ACTION ITEM -> Set down the listing again, word for word.
___
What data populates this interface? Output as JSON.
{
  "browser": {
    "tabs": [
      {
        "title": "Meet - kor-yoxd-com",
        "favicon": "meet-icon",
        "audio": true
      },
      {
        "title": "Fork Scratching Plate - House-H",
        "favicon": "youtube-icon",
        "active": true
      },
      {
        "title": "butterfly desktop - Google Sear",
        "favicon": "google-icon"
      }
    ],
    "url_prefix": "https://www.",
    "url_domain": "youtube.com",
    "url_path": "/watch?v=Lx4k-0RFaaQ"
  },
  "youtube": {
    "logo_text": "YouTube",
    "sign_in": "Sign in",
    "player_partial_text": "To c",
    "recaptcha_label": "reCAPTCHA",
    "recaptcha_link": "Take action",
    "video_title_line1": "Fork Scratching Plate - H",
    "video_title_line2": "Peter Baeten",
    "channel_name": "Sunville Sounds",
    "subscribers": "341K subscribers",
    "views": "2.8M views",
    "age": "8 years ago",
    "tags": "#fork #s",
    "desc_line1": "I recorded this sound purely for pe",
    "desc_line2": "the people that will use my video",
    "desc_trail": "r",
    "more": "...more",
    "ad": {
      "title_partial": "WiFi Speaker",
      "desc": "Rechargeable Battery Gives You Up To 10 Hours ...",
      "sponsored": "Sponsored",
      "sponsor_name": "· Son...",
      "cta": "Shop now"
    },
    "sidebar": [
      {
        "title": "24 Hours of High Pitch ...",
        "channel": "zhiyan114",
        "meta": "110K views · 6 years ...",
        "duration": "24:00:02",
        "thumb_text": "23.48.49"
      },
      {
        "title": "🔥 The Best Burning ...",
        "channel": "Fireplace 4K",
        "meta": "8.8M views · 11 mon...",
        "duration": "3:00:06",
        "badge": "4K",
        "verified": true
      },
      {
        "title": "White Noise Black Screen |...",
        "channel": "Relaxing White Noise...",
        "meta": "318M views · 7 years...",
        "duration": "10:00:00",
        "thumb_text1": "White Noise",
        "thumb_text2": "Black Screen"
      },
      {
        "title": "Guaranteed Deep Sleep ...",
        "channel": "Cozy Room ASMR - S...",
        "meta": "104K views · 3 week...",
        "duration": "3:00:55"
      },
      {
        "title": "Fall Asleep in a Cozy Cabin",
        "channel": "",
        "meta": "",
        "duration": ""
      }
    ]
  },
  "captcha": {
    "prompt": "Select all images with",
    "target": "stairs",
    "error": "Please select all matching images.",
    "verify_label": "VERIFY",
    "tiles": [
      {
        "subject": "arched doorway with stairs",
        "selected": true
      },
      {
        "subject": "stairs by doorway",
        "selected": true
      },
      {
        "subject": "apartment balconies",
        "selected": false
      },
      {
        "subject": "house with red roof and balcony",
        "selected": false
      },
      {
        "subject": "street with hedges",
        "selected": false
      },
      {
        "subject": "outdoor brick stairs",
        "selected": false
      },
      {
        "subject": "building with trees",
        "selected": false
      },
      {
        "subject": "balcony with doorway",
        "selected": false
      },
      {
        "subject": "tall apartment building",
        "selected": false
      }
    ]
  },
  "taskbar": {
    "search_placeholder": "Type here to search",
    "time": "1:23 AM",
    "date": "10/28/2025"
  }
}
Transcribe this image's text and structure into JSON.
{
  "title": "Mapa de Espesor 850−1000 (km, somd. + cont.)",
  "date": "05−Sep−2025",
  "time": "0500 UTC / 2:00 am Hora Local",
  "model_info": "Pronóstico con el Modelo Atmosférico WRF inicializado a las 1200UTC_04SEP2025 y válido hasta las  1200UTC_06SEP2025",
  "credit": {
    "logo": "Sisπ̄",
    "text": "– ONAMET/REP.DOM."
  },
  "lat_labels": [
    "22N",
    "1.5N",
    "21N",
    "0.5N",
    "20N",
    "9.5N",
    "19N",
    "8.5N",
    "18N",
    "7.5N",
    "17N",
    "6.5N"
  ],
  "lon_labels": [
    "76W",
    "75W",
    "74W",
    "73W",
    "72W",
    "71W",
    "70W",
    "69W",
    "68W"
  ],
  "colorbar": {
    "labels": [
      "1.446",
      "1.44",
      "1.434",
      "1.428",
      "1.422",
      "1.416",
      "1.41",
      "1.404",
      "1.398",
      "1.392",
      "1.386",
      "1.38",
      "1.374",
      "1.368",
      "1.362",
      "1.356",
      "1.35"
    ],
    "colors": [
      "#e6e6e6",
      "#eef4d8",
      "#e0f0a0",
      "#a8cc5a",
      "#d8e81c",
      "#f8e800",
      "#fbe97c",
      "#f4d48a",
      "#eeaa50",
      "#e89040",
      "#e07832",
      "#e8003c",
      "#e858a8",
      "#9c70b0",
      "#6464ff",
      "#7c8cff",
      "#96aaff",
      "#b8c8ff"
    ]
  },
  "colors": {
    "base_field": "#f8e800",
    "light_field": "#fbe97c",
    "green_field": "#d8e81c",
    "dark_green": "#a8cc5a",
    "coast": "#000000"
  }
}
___
WRITTEN SOLUTION ->
What data populates this interface? Output as JSON.
{
  "browser": {
    "tabs": [
      {
        "title": "Meet - kor-yoxd-com",
        "favicon": "meet-icon",
        "audio": true
      },
      {
        "title": "Fork Scratching Plate - House-H",
        "favicon": "youtube-icon",
        "active": true
      },
      {
        "title": "butterfly desktop - Google Sear",
        "favicon": "google-icon"
      }
    ],
    "url_prefix": "https://www.",
    "url_domain": "youtube.com",
    "url_path": "/watch?v=Lx4k-0RFaaQ"
  },
  "youtube": {
    "logo_text": "YouTube",
    "sign_in": "Sign in",
    "player_partial_text": "To c",
    "recaptcha_label": "reCAPTCHA",
    "recaptcha_link": "Take action",
    "video_title_line1": "Fork Scratching Plate - H",
    "video_title_line2": "Peter Baeten",
    "channel_name": "Sunville Sounds",
    "subscribers": "341K subscribers",
    "views": "2.8M views",
    "age": "8 years ago",
    "tags": "#fork #s",
    "desc_line1": "I recorded this sound purely for pe",
    "desc_line2": "the people that will use my video",
    "desc_trail": "r",
    "more": "...more",
    "ad": {
      "title_partial": "WiFi Speaker",
      "desc": "Rechargeable Battery Gives You Up To 10 Hours ...",
      "sponsored": "Sponsored",
      "sponsor_name": "· Son...",
      "cta": "Shop now"
    },
    "sidebar": [
      {
        "title": "24 Hours of High Pitch ...",
        "channel": "zhiyan114",
        "meta": "110K views · 6 years ...",
        "duration": "24:00:02",
        "thumb_text": "23.48.49"
      },
      {
        "title": "🔥 The Best Burning ...",
        "channel": "Fireplace 4K",
        "meta": "8.8M views · 11 mon...",
        "duration": "3:00:06",
        "badge": "4K",
        "verified": true
      },
      {
        "title": "White Noise Black Screen |...",
        "channel": "Relaxing White Noise...",
        "meta": "318M views · 7 years...",
        "duration": "10:00:00",
        "thumb_text1": "White Noise",
        "thumb_text2": "Black Screen"
      },
      {
        "title": "Guaranteed Deep Sleep ...",
        "channel": "Cozy Room ASMR - S...",
        "meta": "104K views · 3 week...",
        "duration": "3:00:55"
      },
      {
        "title": "Fall Asleep in a Cozy Cabin",
        "channel": "",
        "meta": "",
        "duration": ""
      }
    ]
  },
  "captcha": {
    "prompt": "Select all images with",
    "target": "stairs",
    "error": "Please select all matching images.",
    "verify_label": "VERIFY",
    "tiles": [
      {
        "subject": "arched doorway with stairs",
        "selected": true
      },
      {
        "subject": "stairs by doorway",
        "selected": true
      },
      {
        "subject": "apartment balconies",
        "selected": false
      },
      {
        "subject": "house with red roof and balcony",
        "selected": false
      },
      {
        "subject": "street with hedges",
        "selected": false
      },
      {
        "subject": "outdoor brick stairs",
        "selected": false
      },
      {
        "subject": "building with trees",
        "selected": false
      },
      {
        "subject": "balcony with doorway",
        "selected": false
      },
      {
        "subject": "tall apartment building",
        "selected": false
      }
    ]
  },
  "taskbar": {
    "search_placeholder": "Type here to search",
    "time": "1:23 AM",
    "date": "10/28/2025"
  }
}
Transcribe this image's text and structure into JSON.
{
  "title": "Mapa de Espesor 850−1000 (km, somd. + cont.)",
  "date": "05−Sep−2025",
  "time": "0500 UTC / 2:00 am Hora Local",
  "model_info": "Pronóstico con el Modelo Atmosférico WRF inicializado a las 1200UTC_04SEP2025 y válido hasta las  1200UTC_06SEP2025",
  "credit": {
    "logo": "Sisπ̄",
    "text": "– ONAMET/REP.DOM."
  },
  "lat_labels": [
    "22N",
    "1.5N",
    "21N",
    "0.5N",
    "20N",
    "9.5N",
    "19N",
    "8.5N",
    "18N",
    "7.5N",
    "17N",
    "6.5N"
  ],
  "lon_labels": [
    "76W",
    "75W",
    "74W",
    "73W",
    "72W",
    "71W",
    "70W",
    "69W",
    "68W"
  ],
  "colorbar": {
    "labels": [
      "1.446",
      "1.44",
      "1.434",
      "1.428",
      "1.422",
      "1.416",
      "1.41",
      "1.404",
      "1.398",
      "1.392",
      "1.386",
      "1.38",
      "1.374",
      "1.368",
      "1.362",
      "1.356",
      "1.35"
    ],
    "colors": [
      "#e6e6e6",
      "#eef4d8",
      "#e0f0a0",
      "#a8cc5a",
      "#d8e81c",
      "#f8e800",
      "#fbe97c",
      "#f4d48a",
      "#eeaa50",
      "#e89040",
      "#e07832",
      "#e8003c",
      "#e858a8",
      "#9c70b0",
      "#6464ff",
      "#7c8cff",
      "#96aaff",
      "#b8c8ff"
    ]
  },
  "colors": {
    "base_field": "#f8e800",
    "light_field": "#fbe97c",
    "green_field": "#d8e81c",
    "dark_green": "#a8cc5a",
    "coast": "#000000"
  }
}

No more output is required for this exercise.